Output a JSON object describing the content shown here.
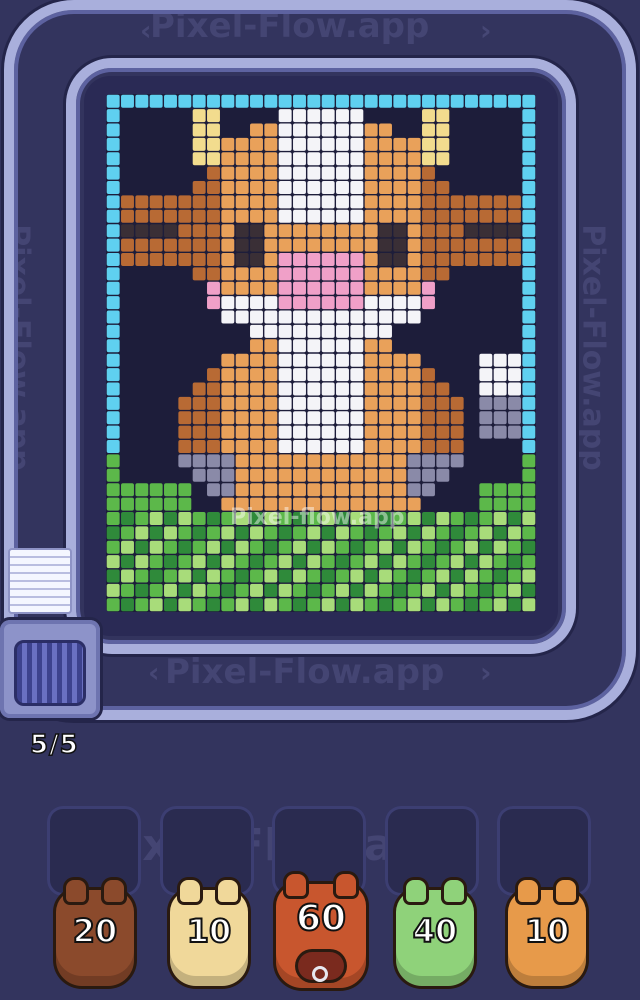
{
  "watermark_text": "Pixel-Flow.app",
  "board_watermark_text": "Pixel-flow.app",
  "dispenser": {
    "counter": "5/5"
  },
  "colors": {
    "background": "#33345e",
    "track": "#a9afdc",
    "border_cyan": "#5fd0f0"
  },
  "shooters": [
    {
      "count": "20",
      "color": "#8b4a2c"
    },
    {
      "count": "10",
      "color": "#f0d89a"
    },
    {
      "count": "60",
      "color": "#c8562e"
    },
    {
      "count": "40",
      "color": "#8fd27a"
    },
    {
      "count": "10",
      "color": "#e79a4a"
    }
  ],
  "slots": [
    "",
    "",
    "",
    "",
    ""
  ]
}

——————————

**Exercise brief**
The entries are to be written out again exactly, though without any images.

**Answer to this task**
Output a JSON object describing the content shown here.
{
  "watermark_text": "Pixel-Flow.app",
  "board_watermark_text": "Pixel-flow.app",
  "dispenser": {
    "counter": "5/5"
  },
  "colors": {
    "background": "#33345e",
    "track": "#a9afdc",
    "border_cyan": "#5fd0f0"
  },
  "shooters": [
    {
      "count": "20",
      "color": "#8b4a2c"
    },
    {
      "count": "10",
      "color": "#f0d89a"
    },
    {
      "count": "60",
      "color": "#c8562e"
    },
    {
      "count": "40",
      "color": "#8fd27a"
    },
    {
      "count": "10",
      "color": "#e79a4a"
    }
  ],
  "slots": [
    "",
    "",
    "",
    "",
    ""
  ]
}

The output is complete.